Photo: Glencoe High’s Abby Vice (left) drives to the basket as Pisgah’s Rylie Arnold defends during the Lady Yellow Jackets’ 80-58 loss in the Northeast Regional Tournament’s Class 3A girls championship on Tuesday (Feb. 20) at Jacksonville State. (Gary Wells)
By Cole Frederick/Sports Correspondent
A third quarter scoring drought sank Class 3A, No. 8 Glencoe’s chances of pulling off an upset as the Lady Yellow Jackets fell, 80-58, to No. 2 Pisgah on Tuesday (Feb. 20) in the regional finals at Pete Mathews Coliseum at Jacksonville State.
Glencoe (23-9) trailed by 12 points at the half, and a basket from guard Anna Beth Giles cut the deficit to 41-31 with 7:18 remaining in the third quarter.
But the Lady Eagles responded with an 18-0 run led by junior Auburn University commitment Annie Hughes, who scored 11 of her game-high 21 points in the quarter.
Pisgah (29-1) outscored Glencoe 27-9 in the third and carried a 66-36 lead into the fourth period despite Hughes being in foul trouble.
Glencoe head coach Daniel Cook said Pisgah’s five-guard lineup gave his team matchup problems because the Lady Eagles are so effective in transition.
“We knew going in that they were going to be really, really tough,” Cook said. “We knew it was going to be tough to match up defensively because they basically start five guards. We tried to sag on a couple of players, but their speed and transition in getting the ball up the court made us go small and kind of took away the advantage we had on the offensive end.
“I don’t think we played bad; I just think Pisgah is a really good team. They are No. 2 and state runner-up for a reason.”
Pisgah had relied on its 2-2-1 press for most of the season, but coach Carey Ellison opted to switch to a 1-2-2 to slow down Glencoe’s offense and limit transition opportunities.
“That 1-2-2 tends to slow down the pace,” Ellison said. “We don’t run it often because we like to get it and go. Their half court defense is pretty tough.
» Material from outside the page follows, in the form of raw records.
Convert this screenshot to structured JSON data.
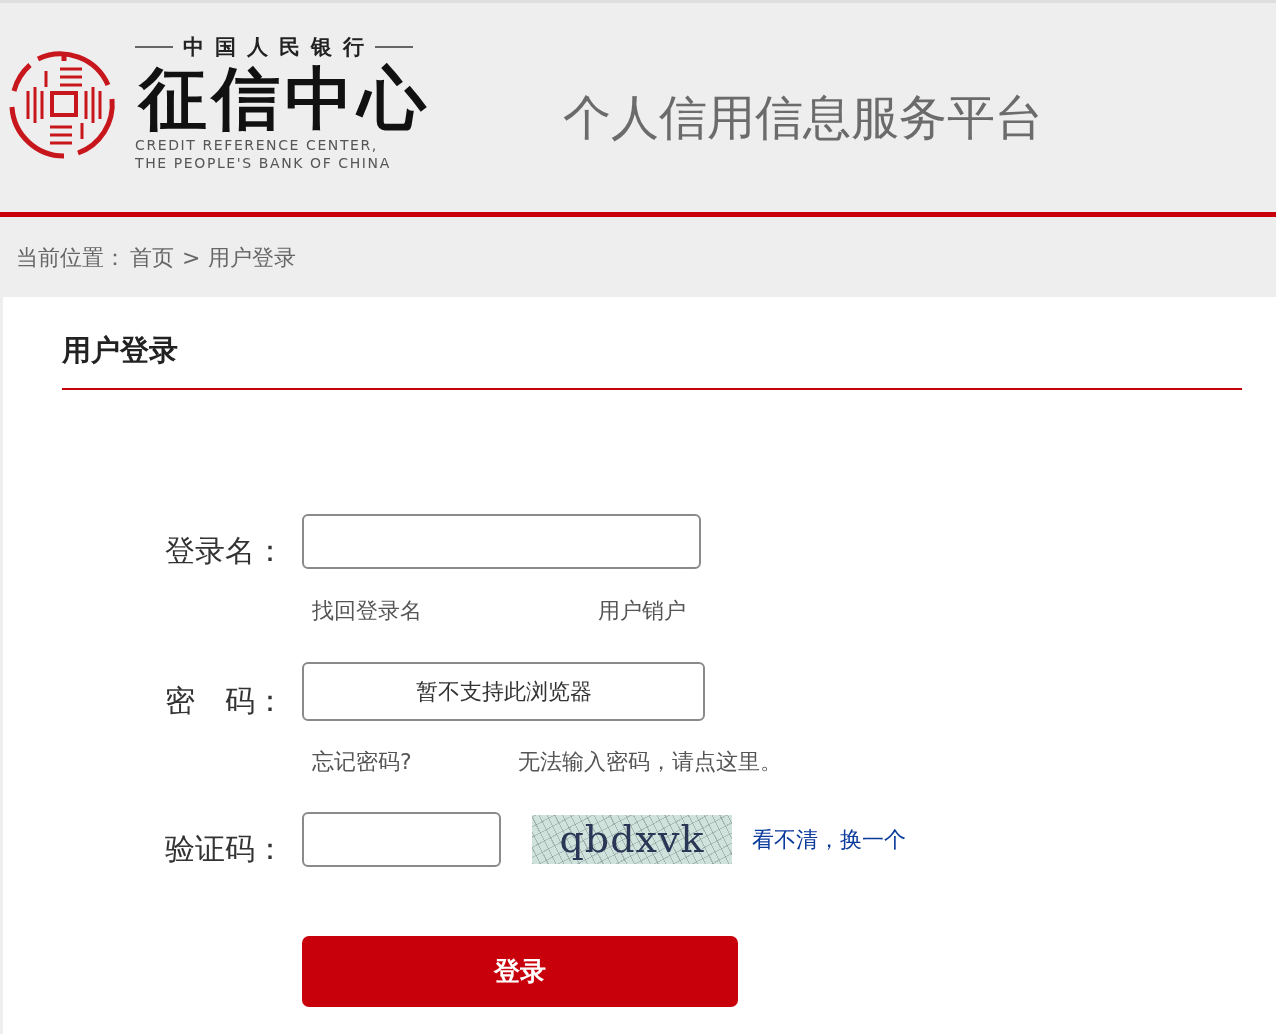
{
  "header": {
    "logo": {
      "top_line": "中国人民银行",
      "name": "征信中心",
      "english_lines": [
        "CREDIT REFERENCE CENTER,",
        "THE PEOPLE'S BANK OF CHINA"
      ]
    },
    "title": "个人信用信息服务平台"
  },
  "breadcrumb": {
    "label": "当前位置：",
    "items": [
      "首页",
      "用户登录"
    ],
    "separator": ">"
  },
  "login": {
    "title": "用户登录",
    "fields": [
      {
        "kind": "text",
        "label": "登录名：",
        "links": [
          "找回登录名",
          "用户销户"
        ]
      },
      {
        "kind": "notice",
        "label": "密　码：",
        "message": "暂不支持此浏览器",
        "links": [
          "忘记密码?",
          "无法输入密码，请点这里。"
        ]
      },
      {
        "kind": "captcha",
        "label": "验证码：",
        "captcha": "qbdxvk",
        "refresh_link": "看不清，换一个"
      }
    ],
    "submit": "登录"
  }
}
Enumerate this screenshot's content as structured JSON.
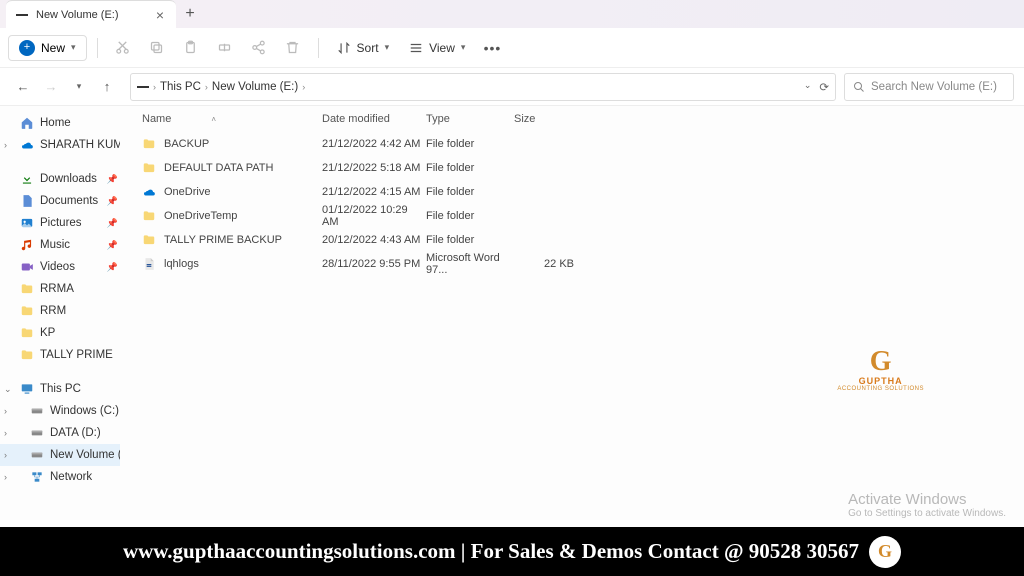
{
  "tab": {
    "title": "New Volume (E:)"
  },
  "toolbar": {
    "new_label": "New",
    "sort_label": "Sort",
    "view_label": "View"
  },
  "address": {
    "crumbs": [
      "This PC",
      "New Volume (E:)"
    ]
  },
  "search": {
    "placeholder": "Search New Volume (E:)"
  },
  "sidebar": {
    "home": "Home",
    "user": "SHARATH KUMAR",
    "quick": [
      {
        "label": "Downloads",
        "pinned": true,
        "icon": "download"
      },
      {
        "label": "Documents",
        "pinned": true,
        "icon": "document"
      },
      {
        "label": "Pictures",
        "pinned": true,
        "icon": "pictures"
      },
      {
        "label": "Music",
        "pinned": true,
        "icon": "music"
      },
      {
        "label": "Videos",
        "pinned": true,
        "icon": "videos"
      },
      {
        "label": "RRMA",
        "pinned": false,
        "icon": "folder"
      },
      {
        "label": "RRM",
        "pinned": false,
        "icon": "folder"
      },
      {
        "label": "KP",
        "pinned": false,
        "icon": "folder"
      },
      {
        "label": "TALLY PRIME",
        "pinned": false,
        "icon": "folder"
      }
    ],
    "this_pc": "This PC",
    "drives": [
      {
        "label": "Windows (C:)",
        "icon": "drive"
      },
      {
        "label": "DATA (D:)",
        "icon": "drive"
      },
      {
        "label": "New Volume (E:)",
        "selected": true,
        "icon": "drive"
      },
      {
        "label": "Network",
        "icon": "network"
      }
    ]
  },
  "columns": {
    "name": "Name",
    "date": "Date modified",
    "type": "Type",
    "size": "Size"
  },
  "files": [
    {
      "name": "BACKUP",
      "date": "21/12/2022 4:42 AM",
      "type": "File folder",
      "size": "",
      "icon": "folder"
    },
    {
      "name": "DEFAULT DATA PATH",
      "date": "21/12/2022 5:18 AM",
      "type": "File folder",
      "size": "",
      "icon": "folder"
    },
    {
      "name": "OneDrive",
      "date": "21/12/2022 4:15 AM",
      "type": "File folder",
      "size": "",
      "icon": "onedrive"
    },
    {
      "name": "OneDriveTemp",
      "date": "01/12/2022 10:29 AM",
      "type": "File folder",
      "size": "",
      "icon": "folder"
    },
    {
      "name": "TALLY PRIME BACKUP",
      "date": "20/12/2022 4:43 AM",
      "type": "File folder",
      "size": "",
      "icon": "folder"
    },
    {
      "name": "lqhlogs",
      "date": "28/11/2022 9:55 PM",
      "type": "Microsoft Word 97...",
      "size": "22 KB",
      "icon": "doc"
    }
  ],
  "watermark": {
    "title": "GUPTHA",
    "subtitle": "ACCOUNTING SOLUTIONS"
  },
  "activate": {
    "line1": "Activate Windows",
    "line2": "Go to Settings to activate Windows."
  },
  "footer": {
    "text": "www.gupthaaccountingsolutions.com | For Sales & Demos Contact @ 90528 30567"
  }
}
“We thought maybe they weren’t quite as prepared for that particular press… Creating intensity off the press was a big turning point. “
Cook said he thought his team handled the 2-2-1 well, but Pisgah capitalized off of Glencoe’s 19 turnovers. Pisgah had a 21-10 scoring advantage off of turnovers and had a 10-2 advantage on fast break points.
“We hit (the 2-2-1) pretty hard, then they went to the 1-2-2 in the first half and we made some mistakes we really haven’t made in the last two months,” Cook said. “They got some turnovers and turned them into points. Especially that No. 10, Annie Hughes. When she was on the court and the ball was in her hands, you were going to concede something. She’s really good. Give her a lot of credit.”
One issue Cook hadn’t anticipated was his team being outrebounded. Glencoe had a size advantage, but Pisgah outrebounded the Lady Jackets by a 44-33 margin. The Lady Eagles also outscored Glencoe 46-28 in the paint.
“There has not been a game this year where we’ve been outrebounded,” he said. “That’s definitely been a strength (for us). Without a doubt, Pisgah outrebounding us was something that really, really hurt us on both ends.”
Hughes had six rebounds and six assists to go along with her 21 points, and was named Tournament MVP. Savannah Mason scored 17 points and Kaylee Vaught tallied 13 as both were named to the All-Tournament team.
Abby Vice led Glencoe with 12 points, while Anna Grace Goodwin scored 10. Anna Beth Giles chipped in nine points and six rebounds, while Kenleigh Harper scored eight. Vice and Giles were named to the All-Tournament team.